Smad3 initiates oxidative stress and proteolysis that underlies diaphragm dysfunction during mechanical ventilation SCIENTIFIC REPORTS Tang, H., Kennedy, C. L., Lee, M., Gao, Y., Xia, H., Olguin, F., Fraga, D. A., Ayers, K., Choi, S., Kim, M., Tehrani, A., Sowb, Y. A., Rando, T. A., Shrager, J. B. 2017; 7: 14530

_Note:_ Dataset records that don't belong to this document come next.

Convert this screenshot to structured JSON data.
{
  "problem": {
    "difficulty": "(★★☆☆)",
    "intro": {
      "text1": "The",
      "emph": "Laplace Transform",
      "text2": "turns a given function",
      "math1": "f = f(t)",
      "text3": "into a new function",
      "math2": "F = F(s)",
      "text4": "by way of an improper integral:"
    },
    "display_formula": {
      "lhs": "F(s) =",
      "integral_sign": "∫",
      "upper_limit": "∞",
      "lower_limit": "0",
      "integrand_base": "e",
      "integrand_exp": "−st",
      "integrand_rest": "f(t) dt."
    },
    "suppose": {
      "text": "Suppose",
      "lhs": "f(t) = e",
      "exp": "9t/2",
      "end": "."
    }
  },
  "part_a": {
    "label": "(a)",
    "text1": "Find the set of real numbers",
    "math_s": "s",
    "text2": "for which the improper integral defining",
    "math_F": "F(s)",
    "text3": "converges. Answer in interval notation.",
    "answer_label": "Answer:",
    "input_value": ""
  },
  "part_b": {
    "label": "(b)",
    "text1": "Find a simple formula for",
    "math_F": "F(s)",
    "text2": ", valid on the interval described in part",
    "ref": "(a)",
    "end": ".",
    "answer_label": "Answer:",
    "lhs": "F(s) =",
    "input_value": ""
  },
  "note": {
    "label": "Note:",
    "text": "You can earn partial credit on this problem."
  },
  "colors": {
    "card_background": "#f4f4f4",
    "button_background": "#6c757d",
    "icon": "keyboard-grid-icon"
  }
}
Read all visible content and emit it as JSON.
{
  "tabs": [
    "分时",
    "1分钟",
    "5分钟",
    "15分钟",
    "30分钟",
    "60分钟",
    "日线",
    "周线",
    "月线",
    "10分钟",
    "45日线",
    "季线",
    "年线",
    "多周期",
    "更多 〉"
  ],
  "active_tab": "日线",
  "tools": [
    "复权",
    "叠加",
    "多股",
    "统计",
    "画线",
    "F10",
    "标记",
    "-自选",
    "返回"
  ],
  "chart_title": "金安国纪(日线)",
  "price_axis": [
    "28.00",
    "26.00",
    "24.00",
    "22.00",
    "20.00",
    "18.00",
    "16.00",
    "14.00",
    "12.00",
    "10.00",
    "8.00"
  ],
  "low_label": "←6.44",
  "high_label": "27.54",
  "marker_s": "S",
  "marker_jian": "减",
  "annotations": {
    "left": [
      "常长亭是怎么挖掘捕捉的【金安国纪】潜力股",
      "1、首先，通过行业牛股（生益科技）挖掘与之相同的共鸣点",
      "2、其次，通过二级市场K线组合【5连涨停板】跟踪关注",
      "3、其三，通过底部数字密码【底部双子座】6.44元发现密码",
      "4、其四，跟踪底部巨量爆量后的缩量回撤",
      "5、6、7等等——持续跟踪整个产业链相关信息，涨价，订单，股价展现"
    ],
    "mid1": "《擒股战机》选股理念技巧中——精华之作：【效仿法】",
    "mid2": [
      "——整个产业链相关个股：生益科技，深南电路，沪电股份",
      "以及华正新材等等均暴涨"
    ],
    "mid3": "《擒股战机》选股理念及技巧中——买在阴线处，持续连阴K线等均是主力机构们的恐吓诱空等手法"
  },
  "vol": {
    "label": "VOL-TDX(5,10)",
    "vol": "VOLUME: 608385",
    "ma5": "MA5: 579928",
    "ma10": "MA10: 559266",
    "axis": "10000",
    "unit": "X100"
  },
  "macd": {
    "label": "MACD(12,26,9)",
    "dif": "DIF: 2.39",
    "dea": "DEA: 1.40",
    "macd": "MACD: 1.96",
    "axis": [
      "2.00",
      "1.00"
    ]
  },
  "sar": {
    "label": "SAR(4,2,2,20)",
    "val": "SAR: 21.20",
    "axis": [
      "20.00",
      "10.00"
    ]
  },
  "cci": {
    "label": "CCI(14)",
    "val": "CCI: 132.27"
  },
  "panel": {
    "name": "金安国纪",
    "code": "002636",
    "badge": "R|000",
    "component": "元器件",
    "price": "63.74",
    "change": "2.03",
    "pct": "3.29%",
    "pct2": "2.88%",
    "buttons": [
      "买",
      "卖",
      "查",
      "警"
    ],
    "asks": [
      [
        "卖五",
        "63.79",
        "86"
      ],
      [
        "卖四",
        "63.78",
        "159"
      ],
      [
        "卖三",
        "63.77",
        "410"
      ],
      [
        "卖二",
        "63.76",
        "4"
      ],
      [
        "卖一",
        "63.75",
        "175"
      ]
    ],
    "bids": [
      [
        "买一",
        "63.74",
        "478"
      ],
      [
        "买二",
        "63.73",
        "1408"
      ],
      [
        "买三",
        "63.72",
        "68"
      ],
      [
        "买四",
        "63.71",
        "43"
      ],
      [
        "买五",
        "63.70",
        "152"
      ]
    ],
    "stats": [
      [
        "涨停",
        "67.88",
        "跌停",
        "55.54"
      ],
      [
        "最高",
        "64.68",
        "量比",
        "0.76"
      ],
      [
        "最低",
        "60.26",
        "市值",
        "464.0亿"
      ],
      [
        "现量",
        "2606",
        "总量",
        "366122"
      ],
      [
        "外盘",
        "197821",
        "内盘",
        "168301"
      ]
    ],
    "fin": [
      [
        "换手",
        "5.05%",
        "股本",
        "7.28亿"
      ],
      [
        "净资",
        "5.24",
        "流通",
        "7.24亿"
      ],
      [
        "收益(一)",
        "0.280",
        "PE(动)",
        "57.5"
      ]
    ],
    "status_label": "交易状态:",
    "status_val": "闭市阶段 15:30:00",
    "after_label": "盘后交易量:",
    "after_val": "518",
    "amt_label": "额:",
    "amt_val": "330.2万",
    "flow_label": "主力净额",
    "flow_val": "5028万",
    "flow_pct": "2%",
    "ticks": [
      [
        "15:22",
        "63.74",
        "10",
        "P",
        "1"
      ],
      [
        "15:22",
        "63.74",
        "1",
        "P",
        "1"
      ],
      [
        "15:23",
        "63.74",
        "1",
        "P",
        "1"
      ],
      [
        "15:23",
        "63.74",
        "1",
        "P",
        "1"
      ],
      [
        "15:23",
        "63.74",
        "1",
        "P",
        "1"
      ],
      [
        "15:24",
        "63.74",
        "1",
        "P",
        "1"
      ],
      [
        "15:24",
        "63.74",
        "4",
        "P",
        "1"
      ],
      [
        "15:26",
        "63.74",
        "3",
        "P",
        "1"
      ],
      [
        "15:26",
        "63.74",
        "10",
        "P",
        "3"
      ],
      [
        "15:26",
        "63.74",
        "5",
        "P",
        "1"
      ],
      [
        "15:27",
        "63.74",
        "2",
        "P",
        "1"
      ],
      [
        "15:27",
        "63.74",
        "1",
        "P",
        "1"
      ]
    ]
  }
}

Prolonged use of mechanical ventilation (MV) leads to atrophy and dysfunction of the major inspiratory muscle, the diaphragm, contributing to ventilator dependence. Numerous studies have shown that proteolysis and oxidative stress are among the major effectors of ventilator-induced diaphragm muscle dysfunction (VIDD), but the upstream initiator(s) of this process remain to be elucidated. We report here that periodic diaphragm contraction via phrenic nerve stimulation (PNS) substantially reduces MV-induced proteolytic activity and oxidative stress in the diaphragm. We show that MV rapidly induces phosphorylation of Smad3, and PNS nearly completely prevents this effect. In cultured cells, overexpressed Smad3 is sufficient to induce oxidative stress and protein degradation, whereas inhibition of Smad3 activity suppresses these events. In rats subjected to MV, inhibition of Smad3 activity by SIS3 suppresses oxidative stress and protein degradation in the diaphragm and prevents the reduction in contractility that is induced by MV. Smad3's effect appears to link to STAT3 activity, which we previously identified as a regulator of VIDD. Inhibition of Smad3 suppresses STAT3 signaling both in vitro and in vivo. Thus, MV-induced diaphragm inactivity initiates catabolic changes via rapid activation of Smad3 signaling. An early intervention with PNS and/or pharmaceutical inhibition of Smad3 may prevent clinical VIDD.

View details for PubMedID 29109401